Just like so many people, I’ve been overwhelmed as of late. You’d think I’d be really happy that all the churches are going online. I am. It’s just that I’ve found that it now means a lot more voices in this conversation that I, as an introvert, find hard to manage.
That being said, I’ve been listening to an older episode of The Church Digital Podcast (Episode 69), and Matt Welty and Jason Morris drop a proverbial bomb in the first 10 minutes
Matt Welty, “…it’s up to you pastors then go for it, you take the responsibility of the health of your county, of your neighborhood, and of your state. It’s on you now. Because the sports guys, they’re not doing anything. I mean, every other large gathering has been clamped down except for the church. And this is one of those weird legal things about separation of church and state kind of stuff where it plays out in wacky ways. For pastors right now. And now we’ve got pressure from both sides. We’ve got pressure from the culture to not open and then you’ve got pressure from people in our churches to open…We want it because it will give us a sense of normalcy. As a churchgoer, as someone who’s been in bad habit, this will give me an anchor that feels great and it will be amazing and I’ll get to see my people and that’ll be awesome. But we’re going to reopen and risk are witness to unbelieving people who we hope to reach and welcome into the family of God. So that the church people who are already engaged in our church currently can come back into a building and then…”
Jason Morris, “…Because you would think that we would have learned from the example of Jesus, that it’s not about us [it’s] about that last person who doesn’t know Jesus yet. And if we do something stupid culturally, that puts yet another mark against the name of Jesus. I think we’re kind of gonna be held accountable for that, too”

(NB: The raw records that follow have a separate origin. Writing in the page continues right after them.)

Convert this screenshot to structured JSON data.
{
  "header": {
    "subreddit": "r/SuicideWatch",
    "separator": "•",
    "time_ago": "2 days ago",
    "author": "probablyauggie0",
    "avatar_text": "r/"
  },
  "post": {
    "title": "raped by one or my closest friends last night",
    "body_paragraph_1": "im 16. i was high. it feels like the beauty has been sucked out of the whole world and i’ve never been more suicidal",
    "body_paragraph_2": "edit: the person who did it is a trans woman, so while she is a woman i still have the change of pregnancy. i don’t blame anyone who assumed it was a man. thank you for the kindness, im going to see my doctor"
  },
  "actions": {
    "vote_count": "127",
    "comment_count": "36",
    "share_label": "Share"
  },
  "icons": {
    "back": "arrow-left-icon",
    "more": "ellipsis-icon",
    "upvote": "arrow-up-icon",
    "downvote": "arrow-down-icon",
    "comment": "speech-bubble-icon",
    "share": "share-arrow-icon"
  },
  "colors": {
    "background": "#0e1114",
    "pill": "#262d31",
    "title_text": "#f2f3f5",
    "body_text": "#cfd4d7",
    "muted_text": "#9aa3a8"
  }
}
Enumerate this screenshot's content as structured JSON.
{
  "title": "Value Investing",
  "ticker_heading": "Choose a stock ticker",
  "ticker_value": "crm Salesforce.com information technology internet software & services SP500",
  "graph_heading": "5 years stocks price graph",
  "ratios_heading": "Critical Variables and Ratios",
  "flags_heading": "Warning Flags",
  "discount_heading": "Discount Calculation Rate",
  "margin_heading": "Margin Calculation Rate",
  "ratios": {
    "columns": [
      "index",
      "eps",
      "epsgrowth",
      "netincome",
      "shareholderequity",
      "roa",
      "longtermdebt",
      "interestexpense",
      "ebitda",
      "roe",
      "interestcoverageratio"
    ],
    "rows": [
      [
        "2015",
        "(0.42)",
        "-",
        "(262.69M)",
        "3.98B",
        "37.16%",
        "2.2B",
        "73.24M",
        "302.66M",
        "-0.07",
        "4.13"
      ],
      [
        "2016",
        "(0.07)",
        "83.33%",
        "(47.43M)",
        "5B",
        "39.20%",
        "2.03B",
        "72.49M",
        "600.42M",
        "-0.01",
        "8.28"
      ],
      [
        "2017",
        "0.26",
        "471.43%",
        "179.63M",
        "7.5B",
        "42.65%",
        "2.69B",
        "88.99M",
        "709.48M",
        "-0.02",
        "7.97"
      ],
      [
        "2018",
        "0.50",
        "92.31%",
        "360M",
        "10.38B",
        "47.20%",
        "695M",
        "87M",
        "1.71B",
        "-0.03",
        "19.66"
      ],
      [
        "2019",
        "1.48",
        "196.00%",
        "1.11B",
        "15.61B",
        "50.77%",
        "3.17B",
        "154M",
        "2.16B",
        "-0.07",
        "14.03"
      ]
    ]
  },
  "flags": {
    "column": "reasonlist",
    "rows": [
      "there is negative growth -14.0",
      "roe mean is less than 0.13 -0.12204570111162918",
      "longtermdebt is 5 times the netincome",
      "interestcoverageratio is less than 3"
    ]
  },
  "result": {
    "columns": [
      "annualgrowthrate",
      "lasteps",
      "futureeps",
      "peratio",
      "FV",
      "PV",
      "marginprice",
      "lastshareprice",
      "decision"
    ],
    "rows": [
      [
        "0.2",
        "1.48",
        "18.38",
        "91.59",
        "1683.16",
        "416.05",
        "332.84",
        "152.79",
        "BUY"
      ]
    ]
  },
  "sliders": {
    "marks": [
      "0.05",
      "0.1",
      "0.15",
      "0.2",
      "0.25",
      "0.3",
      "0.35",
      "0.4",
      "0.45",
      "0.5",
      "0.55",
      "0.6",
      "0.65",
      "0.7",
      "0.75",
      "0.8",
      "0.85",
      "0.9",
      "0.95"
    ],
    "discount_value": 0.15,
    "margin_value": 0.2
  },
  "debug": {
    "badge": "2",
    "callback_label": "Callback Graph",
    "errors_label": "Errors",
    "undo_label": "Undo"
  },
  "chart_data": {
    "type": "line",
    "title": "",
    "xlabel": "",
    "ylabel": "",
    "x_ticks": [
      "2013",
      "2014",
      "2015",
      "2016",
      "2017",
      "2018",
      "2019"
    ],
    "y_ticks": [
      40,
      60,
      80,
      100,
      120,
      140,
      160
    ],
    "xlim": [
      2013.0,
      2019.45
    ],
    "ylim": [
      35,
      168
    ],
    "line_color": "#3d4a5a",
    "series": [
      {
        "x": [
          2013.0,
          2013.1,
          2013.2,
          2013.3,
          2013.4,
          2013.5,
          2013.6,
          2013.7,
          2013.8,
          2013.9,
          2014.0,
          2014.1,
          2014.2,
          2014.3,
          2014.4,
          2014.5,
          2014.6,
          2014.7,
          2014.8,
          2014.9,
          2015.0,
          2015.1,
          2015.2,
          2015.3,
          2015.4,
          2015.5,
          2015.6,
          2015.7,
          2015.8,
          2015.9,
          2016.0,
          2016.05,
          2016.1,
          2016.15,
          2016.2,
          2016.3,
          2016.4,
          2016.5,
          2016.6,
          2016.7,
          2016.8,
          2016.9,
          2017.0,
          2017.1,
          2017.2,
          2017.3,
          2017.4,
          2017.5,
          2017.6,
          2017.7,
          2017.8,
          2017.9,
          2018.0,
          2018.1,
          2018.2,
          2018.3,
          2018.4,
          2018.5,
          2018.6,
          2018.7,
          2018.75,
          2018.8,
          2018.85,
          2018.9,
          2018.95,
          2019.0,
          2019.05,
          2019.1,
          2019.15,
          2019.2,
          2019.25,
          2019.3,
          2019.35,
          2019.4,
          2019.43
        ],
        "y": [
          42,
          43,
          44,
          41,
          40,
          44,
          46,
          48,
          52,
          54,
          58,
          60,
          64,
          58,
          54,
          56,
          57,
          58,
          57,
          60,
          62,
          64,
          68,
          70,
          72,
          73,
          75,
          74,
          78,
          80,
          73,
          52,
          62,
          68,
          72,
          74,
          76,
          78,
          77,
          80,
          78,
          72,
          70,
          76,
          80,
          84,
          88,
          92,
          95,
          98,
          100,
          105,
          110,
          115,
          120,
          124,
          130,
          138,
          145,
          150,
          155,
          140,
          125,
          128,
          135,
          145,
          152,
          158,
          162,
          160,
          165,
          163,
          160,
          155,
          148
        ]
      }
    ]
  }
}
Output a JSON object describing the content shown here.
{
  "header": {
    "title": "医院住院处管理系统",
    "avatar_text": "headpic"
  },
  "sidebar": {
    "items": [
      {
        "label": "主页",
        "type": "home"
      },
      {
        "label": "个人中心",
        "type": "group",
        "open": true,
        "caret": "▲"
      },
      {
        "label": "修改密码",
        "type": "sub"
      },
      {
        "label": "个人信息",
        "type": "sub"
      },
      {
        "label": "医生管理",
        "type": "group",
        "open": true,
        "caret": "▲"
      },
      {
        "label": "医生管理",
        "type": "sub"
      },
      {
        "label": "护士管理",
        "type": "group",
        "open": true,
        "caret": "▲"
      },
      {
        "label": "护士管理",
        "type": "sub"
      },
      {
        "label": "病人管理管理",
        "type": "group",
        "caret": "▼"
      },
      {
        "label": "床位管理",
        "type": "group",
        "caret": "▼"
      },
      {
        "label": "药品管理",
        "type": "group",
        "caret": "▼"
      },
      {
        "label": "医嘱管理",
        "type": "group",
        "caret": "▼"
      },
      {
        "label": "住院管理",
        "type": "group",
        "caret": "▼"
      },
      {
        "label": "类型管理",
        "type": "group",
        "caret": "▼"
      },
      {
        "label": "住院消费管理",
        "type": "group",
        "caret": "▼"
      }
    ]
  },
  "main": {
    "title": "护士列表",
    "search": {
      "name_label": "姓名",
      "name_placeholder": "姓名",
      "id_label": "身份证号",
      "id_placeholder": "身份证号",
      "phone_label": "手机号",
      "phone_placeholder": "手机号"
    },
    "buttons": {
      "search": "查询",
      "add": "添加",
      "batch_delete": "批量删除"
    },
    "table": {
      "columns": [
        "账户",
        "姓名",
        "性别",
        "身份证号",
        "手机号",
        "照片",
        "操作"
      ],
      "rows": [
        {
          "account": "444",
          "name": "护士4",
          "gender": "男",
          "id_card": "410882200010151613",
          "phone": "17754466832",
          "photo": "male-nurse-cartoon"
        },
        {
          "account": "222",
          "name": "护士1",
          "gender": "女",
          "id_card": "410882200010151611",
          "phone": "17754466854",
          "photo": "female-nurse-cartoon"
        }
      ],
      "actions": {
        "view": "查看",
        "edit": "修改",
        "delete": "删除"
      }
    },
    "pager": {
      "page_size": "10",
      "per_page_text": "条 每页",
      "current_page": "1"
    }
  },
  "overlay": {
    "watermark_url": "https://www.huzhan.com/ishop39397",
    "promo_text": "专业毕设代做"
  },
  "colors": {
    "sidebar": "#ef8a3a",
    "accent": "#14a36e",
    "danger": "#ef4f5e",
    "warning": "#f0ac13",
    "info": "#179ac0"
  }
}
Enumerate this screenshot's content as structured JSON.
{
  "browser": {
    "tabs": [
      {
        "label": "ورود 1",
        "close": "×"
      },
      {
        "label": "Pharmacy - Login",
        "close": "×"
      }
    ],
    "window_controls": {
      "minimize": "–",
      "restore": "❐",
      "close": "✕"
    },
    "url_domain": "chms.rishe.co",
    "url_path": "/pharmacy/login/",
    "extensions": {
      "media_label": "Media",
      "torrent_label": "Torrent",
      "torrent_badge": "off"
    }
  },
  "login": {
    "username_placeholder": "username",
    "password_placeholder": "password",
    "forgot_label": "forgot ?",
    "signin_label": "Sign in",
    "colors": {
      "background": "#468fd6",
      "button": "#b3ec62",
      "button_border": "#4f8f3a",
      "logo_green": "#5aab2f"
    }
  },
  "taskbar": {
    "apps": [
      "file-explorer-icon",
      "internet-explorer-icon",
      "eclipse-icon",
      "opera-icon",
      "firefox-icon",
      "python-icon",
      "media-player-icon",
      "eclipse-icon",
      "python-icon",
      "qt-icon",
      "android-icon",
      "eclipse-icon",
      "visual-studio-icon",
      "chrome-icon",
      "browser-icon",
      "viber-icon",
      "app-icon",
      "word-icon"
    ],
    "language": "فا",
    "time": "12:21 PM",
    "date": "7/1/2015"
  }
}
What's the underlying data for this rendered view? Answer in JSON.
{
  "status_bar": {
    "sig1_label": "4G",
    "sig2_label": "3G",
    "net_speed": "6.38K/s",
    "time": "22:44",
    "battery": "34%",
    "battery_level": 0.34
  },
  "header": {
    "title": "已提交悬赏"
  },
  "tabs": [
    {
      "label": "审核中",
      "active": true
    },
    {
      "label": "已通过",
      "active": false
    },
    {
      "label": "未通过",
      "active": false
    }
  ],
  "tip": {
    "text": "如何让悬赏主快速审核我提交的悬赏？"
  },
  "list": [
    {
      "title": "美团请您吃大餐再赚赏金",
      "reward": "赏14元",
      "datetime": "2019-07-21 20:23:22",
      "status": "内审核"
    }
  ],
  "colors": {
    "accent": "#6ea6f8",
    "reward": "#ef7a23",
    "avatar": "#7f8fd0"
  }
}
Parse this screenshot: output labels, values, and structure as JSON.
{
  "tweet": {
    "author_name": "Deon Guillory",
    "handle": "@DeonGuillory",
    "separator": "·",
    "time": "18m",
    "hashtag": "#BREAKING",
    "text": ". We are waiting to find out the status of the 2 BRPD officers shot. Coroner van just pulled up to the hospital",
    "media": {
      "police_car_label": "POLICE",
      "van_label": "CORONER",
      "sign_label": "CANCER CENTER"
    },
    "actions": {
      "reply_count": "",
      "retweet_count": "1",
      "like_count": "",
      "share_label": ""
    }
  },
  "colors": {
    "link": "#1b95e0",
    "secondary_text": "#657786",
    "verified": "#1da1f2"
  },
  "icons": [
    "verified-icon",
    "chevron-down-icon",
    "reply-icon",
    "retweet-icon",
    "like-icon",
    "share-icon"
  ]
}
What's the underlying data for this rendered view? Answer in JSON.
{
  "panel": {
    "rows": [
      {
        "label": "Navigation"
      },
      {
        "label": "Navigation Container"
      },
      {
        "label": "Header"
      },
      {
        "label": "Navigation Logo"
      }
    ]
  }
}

Perhaps this is telling of my perspective as it currently stands. I agree with them. The people of the church are so eager to get back to normal, that it could be that we are blind to the people around us who are not church people, or even not believers in Jesus Christ.
The whole staged return concept is attractive, yet it is fraught with dangers. The steps forward and likely steps back will probably create more hard feelings or bad habits. It has struck me that the staggered return might actually accelerate the big fear of the “the church” as an organization…they aren’t coming back.
This dovetails into concerns that are more of a personal and pastoral point-of-view, rather than the Digital Expression of the Great Commission (what this site wants to be about).
I’m glad that people want to get back together. Even I, as the introvert, am struggling with this separation. However, we really need to think about why people want to get back together. Is this really just proof that “the church” is a country club?
How many people are pursuing some sort of discipling while not attending church? Even when options are provided (and within the confines of requests), many people are not part of some sort of discipleship.
Of course, there is the reality is that some people are participating in discipleship (especially right now) to “medicate” their separation from others. There are also probably far too many that are participating more to check the box than to grow in Christ.
All this to say, that “the church” should probably reconsider when and how the return to the building is done.
Now for the ouch part, for me at least. When the church was kicked out of Jerusalem (tied to the fall of Jerusalem in CE 66–73), the church really began to spread. Perhaps instead of viewing not being able to be in the building as a problem to solve, it ought to be seen as a mission to be embraced.